The Return of Kate Delafield
Posted on 19, March, 2014 by Victoria Brownworth
Some old friends you only see occasionally, but when you do, you realize how much you have missed them. I feel that way about Kate Delafield. It’s been years since I’ve seen her (eight, to be exact), but when I ran into her again in Katherine Forrest’s new novel, High Desert, I was very glad to see her.
Katherine Forrest is one of our iconic lesbian mystery novelists and Kate Delafield was our first out lesbian detective.
With nearly a decade since Forrest’s last foray into the seamy world of the LAPD, it may have seemed as if we wouldn’t see Delafield again.
But–she’s back. Not with a bang, nor with a whimper, but with a full-throated cry of foul at the various hands she’s been dealt since we saw her last.
High Desert, the ninth in Forrest’s Delafield series, opens anomalously, sans crime. The detective is re-arranging herself in her own living room as she awaits a visit from her former lieutenant, now a captain, Carolina Walcott.
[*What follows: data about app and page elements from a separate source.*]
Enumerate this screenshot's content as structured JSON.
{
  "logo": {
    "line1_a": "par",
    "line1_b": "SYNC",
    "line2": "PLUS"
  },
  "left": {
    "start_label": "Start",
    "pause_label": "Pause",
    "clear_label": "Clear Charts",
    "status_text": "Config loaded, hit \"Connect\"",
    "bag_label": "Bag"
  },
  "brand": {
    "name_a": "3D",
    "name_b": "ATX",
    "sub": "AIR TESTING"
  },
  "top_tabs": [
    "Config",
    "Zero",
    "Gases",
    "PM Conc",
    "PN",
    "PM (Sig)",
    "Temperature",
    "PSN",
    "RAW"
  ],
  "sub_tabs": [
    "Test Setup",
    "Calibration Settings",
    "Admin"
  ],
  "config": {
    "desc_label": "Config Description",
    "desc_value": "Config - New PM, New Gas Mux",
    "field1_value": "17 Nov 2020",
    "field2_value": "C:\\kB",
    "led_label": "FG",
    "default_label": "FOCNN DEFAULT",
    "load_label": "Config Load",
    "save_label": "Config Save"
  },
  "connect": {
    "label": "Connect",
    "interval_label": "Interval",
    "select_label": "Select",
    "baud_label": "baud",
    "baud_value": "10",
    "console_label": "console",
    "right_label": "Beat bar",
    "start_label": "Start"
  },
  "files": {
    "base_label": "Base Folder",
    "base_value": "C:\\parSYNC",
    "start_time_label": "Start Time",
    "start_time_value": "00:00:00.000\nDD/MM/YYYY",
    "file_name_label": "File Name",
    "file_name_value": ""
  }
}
The smooth, tough, driven, no-nonsense African-American Walcott is visiting a subordinate for a very specific reason:
She needs Kate’s help finding Kate’s former partner, Joe Cameron.
There’s no crime. Well, no new crime. There is, however, the ghost of an old case, one of those cases that breaks a detective. That case–Tamara Carter’s murder–has haunted Joe and by extension, Kate.
Captain Walcott needs to find Joe, who’s disappeared while on a leave of absence, and fast. Kate is now forcibly retired and she has issues. Her longtime partner, Aimee, has left her. Again. Alcohol has become her best friend. Another actual best friend, Maggie Schaeffer, owner of the Nightwood Bar that was the scene of one of Kate’s early cases, is dying of lung cancer in hospice care. And now the remnants of Kate’s life are all around her in an ugly, untidy, possibly unfixable mess.
Walcott’s visit is unsettling in the extreme because it rips right through Kate’s thin veneer (more like mask) of complacent retirement. After a quarter century on the job, the 60-something Kate is at a loss. Every time she thinks about what she should do next, the most obvious answer lies in a nearby bottle, of which she has many.
Walcott suggests therapy with Calla Dearborn, who may or may not be Walcott’s lover.
Like every loner addict, Kate is infuriated by the suggestion that she needs help. After all, she’s the one who has helped others all along. She wants to shove Walcott out the door, but the tantalizing lifeline that Walcott has tossed her can’t be ignored. She takes Dearborn’s card. And agrees to help Walcott find Cameron.
High Desert is proof there is life in the old gal yet–both Forrest, who is hitting 75 next month–and Delafield, who remains the complex and engaging character she always was.
This is solid detective fiction of the page-turning sort. If the early chapters feel too caught up in Kate’s personal turmoil, that’s essential to what comes next. As Kate takes on Walcott’s mission, we see how her detective skills have not diminished one iota.
Read entire review at: LAMBDA LITERARY